■ Task requirements
Your response must be the entire set of entries, reproduced word for word.

Top of Provided records

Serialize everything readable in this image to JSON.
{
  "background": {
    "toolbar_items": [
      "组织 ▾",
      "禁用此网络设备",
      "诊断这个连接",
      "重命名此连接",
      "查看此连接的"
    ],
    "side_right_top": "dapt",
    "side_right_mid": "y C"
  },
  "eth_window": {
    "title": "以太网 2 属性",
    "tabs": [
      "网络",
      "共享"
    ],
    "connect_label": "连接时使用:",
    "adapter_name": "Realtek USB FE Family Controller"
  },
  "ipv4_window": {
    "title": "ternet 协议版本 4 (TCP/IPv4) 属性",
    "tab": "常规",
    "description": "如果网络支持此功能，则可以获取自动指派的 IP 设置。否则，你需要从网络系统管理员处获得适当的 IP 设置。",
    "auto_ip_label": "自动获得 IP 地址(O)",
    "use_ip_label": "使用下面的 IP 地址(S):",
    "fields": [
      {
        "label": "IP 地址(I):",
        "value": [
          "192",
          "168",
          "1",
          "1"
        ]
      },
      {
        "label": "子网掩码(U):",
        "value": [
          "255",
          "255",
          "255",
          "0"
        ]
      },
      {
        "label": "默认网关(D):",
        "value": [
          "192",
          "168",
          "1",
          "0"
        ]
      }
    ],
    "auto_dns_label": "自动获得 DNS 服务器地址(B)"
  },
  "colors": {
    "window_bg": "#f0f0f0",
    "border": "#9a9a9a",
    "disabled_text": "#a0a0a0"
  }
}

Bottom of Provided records

■ Written solution
Serialize everything readable in this image to JSON.
{
  "background": {
    "toolbar_items": [
      "组织 ▾",
      "禁用此网络设备",
      "诊断这个连接",
      "重命名此连接",
      "查看此连接的"
    ],
    "side_right_top": "dapt",
    "side_right_mid": "y C"
  },
  "eth_window": {
    "title": "以太网 2 属性",
    "tabs": [
      "网络",
      "共享"
    ],
    "connect_label": "连接时使用:",
    "adapter_name": "Realtek USB FE Family Controller"
  },
  "ipv4_window": {
    "title": "ternet 协议版本 4 (TCP/IPv4) 属性",
    "tab": "常规",
    "description": "如果网络支持此功能，则可以获取自动指派的 IP 设置。否则，你需要从网络系统管理员处获得适当的 IP 设置。",
    "auto_ip_label": "自动获得 IP 地址(O)",
    "use_ip_label": "使用下面的 IP 地址(S):",
    "fields": [
      {
        "label": "IP 地址(I):",
        "value": [
          "192",
          "168",
          "1",
          "1"
        ]
      },
      {
        "label": "子网掩码(U):",
        "value": [
          "255",
          "255",
          "255",
          "0"
        ]
      },
      {
        "label": "默认网关(D):",
        "value": [
          "192",
          "168",
          "1",
          "0"
        ]
      }
    ],
    "auto_dns_label": "自动获得 DNS 服务器地址(B)"
  },
  "colors": {
    "window_bg": "#f0f0f0",
    "border": "#9a9a9a",
    "disabled_text": "#a0a0a0"
  }
}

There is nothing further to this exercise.